Seasonal Flu Facts and General Vaccination Information
An annual seasonal flu shot vaccine is the best way to reduce the chances that you will get seasonal flu and spread it to others. When more people get vaccinated against the flu, less flu can spread through that community. Influenza viruses typically circulate from late Fall through early Spring.
What is Influenza (also called Flu)?
The flu is a contagious respiratory illness caused by influenza viruses that infect the nose, throat, and sometimes the lungs. It can cause mild to severe illness, and at times can lead to death, especially with adults over 65, children younger than 2 years old, pregnant women, and those with chronic medical conditions. The best way to prevent the flu is by getting a flu vaccine each year.
Signs and Symptoms of Flu
People who have the flu often feel some or all of these signs and symptoms that usually start suddenly, not gradually:
- Fever* or feeling feverish/chills
- Sore throat
- Runny or stuffy nose
- Muscle or body aches
- Fatigue (very tired)
- Some people may have vomiting and diarrhea, though this is more common in young children than in adults.
*It is important to note that not everyone with flu will have a fever.
Who Should Get the Vaccine and When?
CDC advises routine annual influenza vaccinations for all persons aged 6 months and older who do not have contraindications. Optimally, vaccination should occur before onset of influenza activity in the community. Health care providers should offer vaccination by October, if possible. Vaccination should continue to be offered as long as influenza viruses are circulating. Children aged 6 months through 8 years who require 2 doses (see "Vaccine Dose Considerations for Children Aged 6 Months through 8 Years") should receive their first dose as soon as possible after vaccine becomes available, and the second dose ≥4 weeks later.

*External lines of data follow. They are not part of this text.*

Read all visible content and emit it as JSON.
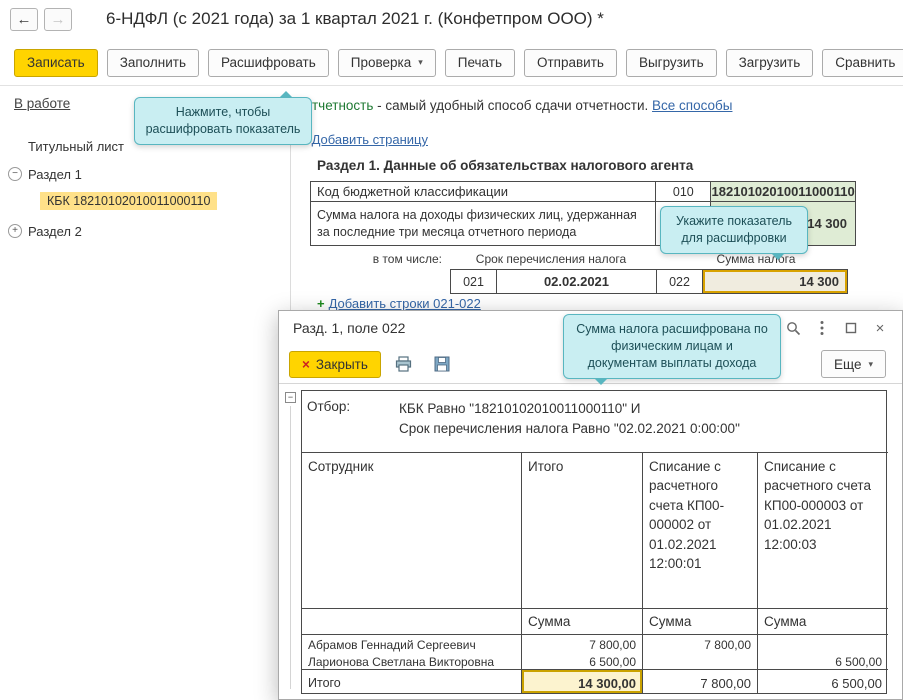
{
  "titlebar": {
    "title": "6-НДФЛ (с 2021 года) за 1 квартал 2021 г. (Конфетпром ООО) *"
  },
  "toolbar": {
    "buttons": [
      "Записать",
      "Заполнить",
      "Расшифровать",
      "Проверка",
      "Печать",
      "Отправить",
      "Выгрузить",
      "Загрузить",
      "Сравнить"
    ]
  },
  "status": {
    "state_link": "В работе",
    "promo_fragment": "тчетность",
    "promo_text": " - самый удобный способ сдачи отчетности. ",
    "promo_link": "Все способы"
  },
  "hints": {
    "hint_toolbar": "Нажмите, чтобы\nрасшифровать показатель",
    "hint_cell": "Укажите показатель\nдля расшифровки",
    "hint_popup": "Сумма налога расшифрована по\nфизическим лицам и\nдокументам выплаты дохода"
  },
  "tree": {
    "items": [
      "Титульный лист",
      "Раздел 1",
      "КБК 18210102010011000110",
      "Раздел 2"
    ]
  },
  "report": {
    "add_page_link": "Добавить страницу",
    "section_header": "Раздел 1. Данные об обязательствах налогового агента",
    "kbk_row": {
      "label": "Код бюджетной классификации",
      "code": "010",
      "value": "18210102010011000110"
    },
    "sum_row": {
      "label": "Сумма налога на доходы физических лиц, удержанная\nза последние три месяца отчетного периода",
      "value": "14 300"
    },
    "subheader": {
      "left": "в том числе:",
      "term": "Срок перечисления налога",
      "amount": "Сумма налога"
    },
    "line_row": {
      "code1": "021",
      "date": "02.02.2021",
      "code2": "022",
      "value": "14 300"
    },
    "add_lines_link": "Добавить строки 021-022"
  },
  "popup": {
    "title": "Разд. 1, поле 022",
    "close_button": "Закрыть",
    "more_button": "Еще",
    "filter_label": "Отбор:",
    "filter_value": "КБК Равно \"18210102010011000110\" И\nСрок перечисления налога Равно \"02.02.2021 0:00:00\"",
    "table": {
      "columns": {
        "employee": "Сотрудник",
        "total": "Итого",
        "doc1": "Списание с расчетного счета КП00-000002 от 01.02.2021 12:00:01",
        "doc2": "Списание с расчетного счета КП00-000003 от 01.02.2021 12:00:03"
      },
      "amount_label": "Сумма",
      "rows": [
        {
          "name": "Абрамов Геннадий Сергеевич",
          "total": "7 800,00",
          "doc1": "7 800,00",
          "doc2": ""
        },
        {
          "name": "Ларионова Светлана Викторовна",
          "total": "6 500,00",
          "doc1": "",
          "doc2": "6 500,00"
        }
      ],
      "total_row": {
        "name": "Итого",
        "total": "14 300,00",
        "doc1": "7 800,00",
        "doc2": "6 500,00"
      }
    }
  },
  "icons": {
    "back": "←",
    "forward": "→",
    "dropdown": "▾",
    "add": "+",
    "close": "×",
    "collapse": "−",
    "expand": "+",
    "group": "−"
  },
  "colors": {
    "accent_yellow": "#ffd400",
    "hint_bg": "#c9eef2",
    "hint_border": "#58b6c0",
    "green_cell": "#dfecd5",
    "selection_gold": "#d8a200",
    "selected_tree_bg": "#ffe189",
    "link_blue": "#3567a8",
    "plus_green": "#1d8a1d"
  }
}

To avoid missed opportunities for vaccination, providers should offer vaccination to unvaccinated persons aged ≥6 months during routine health care visits and hospitalizations when vaccine is available.
For information on FluBlok, the vaccine to protect people with egg allergies against the flu, individuals can find information on the Centers for Disease Control and Prevention (CDC) website: https://www.cdc.gov/flu/protect/vaccine/qa_flublok-vaccine.htm
If You Are Looking for a Flu Vaccine:
Check with your usual heath care provider for availability of influenza vaccinations or contact the CT Department of Public Health Immunization Program at 860-509-7929, Monday-Friday 8:30 AM-4:30 PM, for help finding a community provider of influenza vaccinations; or, go to the following site to find a provider: http://www.lung.org/lung-health-and-diseases/lung-disease-lookup/influenza/find-a-flu-shot.html
For additional CT Department of Public Health and CDC informational links on the Seasonal Flu, visit the 2-1-1 eLibrary paper “Seasonal Flu Vaccination”.
SOURCES: Department of Health and Human Services Centers for Disease Control and Prevention (CDC); Connecticut Department of Public Health